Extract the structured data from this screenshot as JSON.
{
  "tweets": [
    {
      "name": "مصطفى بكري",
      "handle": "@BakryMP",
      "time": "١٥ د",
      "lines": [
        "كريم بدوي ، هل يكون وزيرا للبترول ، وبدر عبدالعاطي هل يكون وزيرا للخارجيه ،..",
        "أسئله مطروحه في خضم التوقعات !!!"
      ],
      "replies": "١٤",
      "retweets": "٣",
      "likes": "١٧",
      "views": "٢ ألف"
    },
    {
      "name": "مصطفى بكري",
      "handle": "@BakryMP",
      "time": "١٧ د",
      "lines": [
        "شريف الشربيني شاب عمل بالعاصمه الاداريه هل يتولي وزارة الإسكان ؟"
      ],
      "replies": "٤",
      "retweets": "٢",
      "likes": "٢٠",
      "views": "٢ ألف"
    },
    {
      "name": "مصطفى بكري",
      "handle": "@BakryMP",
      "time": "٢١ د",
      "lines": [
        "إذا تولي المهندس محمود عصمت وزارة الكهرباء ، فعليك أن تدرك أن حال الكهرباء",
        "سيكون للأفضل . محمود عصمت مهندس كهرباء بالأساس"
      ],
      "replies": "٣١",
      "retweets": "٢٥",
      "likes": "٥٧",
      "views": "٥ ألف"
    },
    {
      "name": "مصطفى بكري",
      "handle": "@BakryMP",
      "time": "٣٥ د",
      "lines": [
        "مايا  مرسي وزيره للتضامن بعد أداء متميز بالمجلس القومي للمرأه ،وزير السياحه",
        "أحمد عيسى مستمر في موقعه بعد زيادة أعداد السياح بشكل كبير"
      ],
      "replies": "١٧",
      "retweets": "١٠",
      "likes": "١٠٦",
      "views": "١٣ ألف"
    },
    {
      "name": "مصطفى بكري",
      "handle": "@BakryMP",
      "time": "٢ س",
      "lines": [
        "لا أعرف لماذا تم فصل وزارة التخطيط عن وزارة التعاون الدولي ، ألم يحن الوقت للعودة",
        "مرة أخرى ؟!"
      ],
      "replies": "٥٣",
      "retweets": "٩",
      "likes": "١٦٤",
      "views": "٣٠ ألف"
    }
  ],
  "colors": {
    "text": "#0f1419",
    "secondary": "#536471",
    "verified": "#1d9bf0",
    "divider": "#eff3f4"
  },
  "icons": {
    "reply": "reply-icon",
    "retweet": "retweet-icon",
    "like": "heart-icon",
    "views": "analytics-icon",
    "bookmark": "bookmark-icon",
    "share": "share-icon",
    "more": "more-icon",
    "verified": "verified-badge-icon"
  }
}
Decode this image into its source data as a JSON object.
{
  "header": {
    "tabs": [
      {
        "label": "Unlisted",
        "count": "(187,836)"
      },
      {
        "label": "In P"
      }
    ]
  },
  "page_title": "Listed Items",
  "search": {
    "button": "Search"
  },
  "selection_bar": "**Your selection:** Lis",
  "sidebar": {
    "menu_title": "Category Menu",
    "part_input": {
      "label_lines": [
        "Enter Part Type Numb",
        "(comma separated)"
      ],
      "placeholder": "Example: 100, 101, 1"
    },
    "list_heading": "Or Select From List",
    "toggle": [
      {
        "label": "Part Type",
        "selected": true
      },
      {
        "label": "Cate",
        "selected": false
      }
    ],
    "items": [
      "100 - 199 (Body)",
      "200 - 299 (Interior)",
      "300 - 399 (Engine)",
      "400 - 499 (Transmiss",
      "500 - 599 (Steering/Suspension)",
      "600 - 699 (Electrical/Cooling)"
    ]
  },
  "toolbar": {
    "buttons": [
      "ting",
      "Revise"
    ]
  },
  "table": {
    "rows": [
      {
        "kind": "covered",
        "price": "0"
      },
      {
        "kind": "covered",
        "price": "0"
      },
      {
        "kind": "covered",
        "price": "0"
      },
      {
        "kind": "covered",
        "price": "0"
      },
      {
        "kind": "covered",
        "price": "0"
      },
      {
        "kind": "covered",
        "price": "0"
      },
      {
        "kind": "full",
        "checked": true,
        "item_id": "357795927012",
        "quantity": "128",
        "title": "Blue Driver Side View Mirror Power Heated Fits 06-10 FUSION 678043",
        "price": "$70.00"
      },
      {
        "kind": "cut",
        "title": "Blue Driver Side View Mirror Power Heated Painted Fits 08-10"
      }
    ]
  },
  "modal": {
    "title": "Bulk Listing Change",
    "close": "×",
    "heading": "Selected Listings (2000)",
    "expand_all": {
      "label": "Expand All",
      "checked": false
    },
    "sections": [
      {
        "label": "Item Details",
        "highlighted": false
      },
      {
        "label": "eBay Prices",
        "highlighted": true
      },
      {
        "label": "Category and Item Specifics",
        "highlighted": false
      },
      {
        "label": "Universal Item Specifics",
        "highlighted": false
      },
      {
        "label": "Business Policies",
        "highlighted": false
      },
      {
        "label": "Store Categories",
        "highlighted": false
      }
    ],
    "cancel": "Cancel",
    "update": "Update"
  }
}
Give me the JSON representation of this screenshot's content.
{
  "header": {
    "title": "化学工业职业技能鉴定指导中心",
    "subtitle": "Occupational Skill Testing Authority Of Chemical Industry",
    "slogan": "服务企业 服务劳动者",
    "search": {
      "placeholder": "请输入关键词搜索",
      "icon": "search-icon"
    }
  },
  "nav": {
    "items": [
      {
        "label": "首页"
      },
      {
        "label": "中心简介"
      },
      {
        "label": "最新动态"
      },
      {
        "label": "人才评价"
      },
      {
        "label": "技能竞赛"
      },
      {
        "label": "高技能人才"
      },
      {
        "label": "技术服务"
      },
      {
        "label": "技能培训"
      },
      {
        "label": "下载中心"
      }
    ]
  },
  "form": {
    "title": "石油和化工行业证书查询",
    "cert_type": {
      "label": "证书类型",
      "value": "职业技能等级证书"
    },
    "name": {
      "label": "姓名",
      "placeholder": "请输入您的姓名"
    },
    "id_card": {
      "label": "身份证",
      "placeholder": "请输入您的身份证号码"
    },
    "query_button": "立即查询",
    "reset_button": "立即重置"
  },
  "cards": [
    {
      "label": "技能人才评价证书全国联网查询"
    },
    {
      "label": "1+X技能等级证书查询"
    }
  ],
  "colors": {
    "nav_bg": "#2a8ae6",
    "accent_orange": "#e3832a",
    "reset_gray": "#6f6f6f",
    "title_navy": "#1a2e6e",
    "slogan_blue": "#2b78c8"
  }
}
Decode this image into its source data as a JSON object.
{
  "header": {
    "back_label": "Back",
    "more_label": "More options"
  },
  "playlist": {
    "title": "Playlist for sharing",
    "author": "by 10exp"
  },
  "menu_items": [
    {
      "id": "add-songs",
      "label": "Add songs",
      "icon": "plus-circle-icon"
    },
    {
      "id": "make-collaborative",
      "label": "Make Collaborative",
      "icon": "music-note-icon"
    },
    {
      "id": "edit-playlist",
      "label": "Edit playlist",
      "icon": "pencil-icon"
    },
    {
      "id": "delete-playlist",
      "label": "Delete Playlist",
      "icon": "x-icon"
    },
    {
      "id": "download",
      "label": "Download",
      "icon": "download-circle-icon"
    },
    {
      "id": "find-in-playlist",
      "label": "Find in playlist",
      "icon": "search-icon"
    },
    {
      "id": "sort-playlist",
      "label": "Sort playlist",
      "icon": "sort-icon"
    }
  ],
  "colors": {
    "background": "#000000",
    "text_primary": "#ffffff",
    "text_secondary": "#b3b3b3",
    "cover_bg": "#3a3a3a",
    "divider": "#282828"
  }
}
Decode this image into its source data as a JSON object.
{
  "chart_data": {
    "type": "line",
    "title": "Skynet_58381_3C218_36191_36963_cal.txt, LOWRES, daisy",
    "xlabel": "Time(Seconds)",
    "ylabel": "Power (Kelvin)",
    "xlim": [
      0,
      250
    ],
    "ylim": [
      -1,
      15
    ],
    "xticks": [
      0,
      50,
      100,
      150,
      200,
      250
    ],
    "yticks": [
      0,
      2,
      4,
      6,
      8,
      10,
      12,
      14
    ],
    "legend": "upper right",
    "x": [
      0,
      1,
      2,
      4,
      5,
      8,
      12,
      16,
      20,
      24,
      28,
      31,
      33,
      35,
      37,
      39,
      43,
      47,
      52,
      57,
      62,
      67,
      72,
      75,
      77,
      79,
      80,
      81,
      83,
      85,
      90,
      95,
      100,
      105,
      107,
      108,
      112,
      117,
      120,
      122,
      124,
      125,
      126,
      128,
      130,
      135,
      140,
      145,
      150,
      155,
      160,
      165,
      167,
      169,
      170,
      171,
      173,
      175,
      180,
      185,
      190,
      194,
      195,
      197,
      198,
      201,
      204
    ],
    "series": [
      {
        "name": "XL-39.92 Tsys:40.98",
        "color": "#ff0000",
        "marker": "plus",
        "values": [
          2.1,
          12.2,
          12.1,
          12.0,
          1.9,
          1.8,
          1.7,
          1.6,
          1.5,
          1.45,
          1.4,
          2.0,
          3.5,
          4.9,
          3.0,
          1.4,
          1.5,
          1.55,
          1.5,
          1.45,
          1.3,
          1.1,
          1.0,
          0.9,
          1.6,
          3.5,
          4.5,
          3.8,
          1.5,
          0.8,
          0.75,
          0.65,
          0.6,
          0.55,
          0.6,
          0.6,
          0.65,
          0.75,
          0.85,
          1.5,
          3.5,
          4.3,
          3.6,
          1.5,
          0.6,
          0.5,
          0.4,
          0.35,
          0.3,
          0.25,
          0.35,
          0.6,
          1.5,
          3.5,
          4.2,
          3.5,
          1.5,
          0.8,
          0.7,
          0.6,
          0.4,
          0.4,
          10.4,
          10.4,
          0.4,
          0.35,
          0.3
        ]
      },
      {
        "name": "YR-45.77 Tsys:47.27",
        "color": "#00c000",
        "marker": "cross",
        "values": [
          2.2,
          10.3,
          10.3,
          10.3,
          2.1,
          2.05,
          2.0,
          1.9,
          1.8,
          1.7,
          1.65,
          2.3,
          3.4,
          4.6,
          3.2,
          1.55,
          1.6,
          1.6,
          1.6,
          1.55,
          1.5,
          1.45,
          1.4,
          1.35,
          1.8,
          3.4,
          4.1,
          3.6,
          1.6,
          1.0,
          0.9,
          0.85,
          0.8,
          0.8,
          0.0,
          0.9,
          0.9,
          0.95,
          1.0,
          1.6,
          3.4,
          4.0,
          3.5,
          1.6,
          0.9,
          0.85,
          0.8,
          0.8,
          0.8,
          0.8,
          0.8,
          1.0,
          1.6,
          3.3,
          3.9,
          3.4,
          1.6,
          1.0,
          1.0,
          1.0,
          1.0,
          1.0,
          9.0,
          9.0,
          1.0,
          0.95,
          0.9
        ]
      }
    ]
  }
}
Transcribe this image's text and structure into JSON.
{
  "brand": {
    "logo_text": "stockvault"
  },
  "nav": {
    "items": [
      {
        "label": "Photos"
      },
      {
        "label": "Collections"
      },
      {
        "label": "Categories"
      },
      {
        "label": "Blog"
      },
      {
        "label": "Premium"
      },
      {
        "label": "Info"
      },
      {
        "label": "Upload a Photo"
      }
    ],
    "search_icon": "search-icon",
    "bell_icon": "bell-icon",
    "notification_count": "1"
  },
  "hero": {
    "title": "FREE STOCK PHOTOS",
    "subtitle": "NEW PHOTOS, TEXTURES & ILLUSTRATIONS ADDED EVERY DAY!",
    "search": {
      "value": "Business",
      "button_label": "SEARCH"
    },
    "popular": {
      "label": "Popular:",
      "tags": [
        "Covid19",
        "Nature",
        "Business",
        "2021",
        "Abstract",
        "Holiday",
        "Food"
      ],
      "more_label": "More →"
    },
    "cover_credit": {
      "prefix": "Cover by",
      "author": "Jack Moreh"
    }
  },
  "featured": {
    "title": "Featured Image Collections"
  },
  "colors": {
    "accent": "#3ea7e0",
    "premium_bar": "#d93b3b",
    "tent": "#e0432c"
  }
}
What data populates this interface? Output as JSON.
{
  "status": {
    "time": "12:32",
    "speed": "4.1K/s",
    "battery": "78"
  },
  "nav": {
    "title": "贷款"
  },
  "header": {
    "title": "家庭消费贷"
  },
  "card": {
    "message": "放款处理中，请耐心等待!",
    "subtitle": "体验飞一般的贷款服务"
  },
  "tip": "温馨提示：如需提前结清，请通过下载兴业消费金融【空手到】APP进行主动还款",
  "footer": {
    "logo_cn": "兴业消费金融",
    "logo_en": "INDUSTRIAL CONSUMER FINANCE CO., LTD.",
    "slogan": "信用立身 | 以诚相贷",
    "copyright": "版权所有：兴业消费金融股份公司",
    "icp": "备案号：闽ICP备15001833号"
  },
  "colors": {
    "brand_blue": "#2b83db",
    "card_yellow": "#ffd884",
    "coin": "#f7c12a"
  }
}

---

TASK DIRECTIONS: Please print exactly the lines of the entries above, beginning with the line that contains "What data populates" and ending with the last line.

SOLVED PROBLEM:
What data populates this interface? Output as JSON.
{
  "status": {
    "time": "12:32",
    "speed": "4.1K/s",
    "battery": "78"
  },
  "nav": {
    "title": "贷款"
  },
  "header": {
    "title": "家庭消费贷"
  },
  "card": {
    "message": "放款处理中，请耐心等待!",
    "subtitle": "体验飞一般的贷款服务"
  },
  "tip": "温馨提示：如需提前结清，请通过下载兴业消费金融【空手到】APP进行主动还款",
  "footer": {
    "logo_cn": "兴业消费金融",
    "logo_en": "INDUSTRIAL CONSUMER FINANCE CO., LTD.",
    "slogan": "信用立身 | 以诚相贷",
    "copyright": "版权所有：兴业消费金融股份公司",
    "icp": "备案号：闽ICP备15001833号"
  },
  "colors": {
    "brand_blue": "#2b83db",
    "card_yellow": "#ffd884",
    "coin": "#f7c12a"
  }
}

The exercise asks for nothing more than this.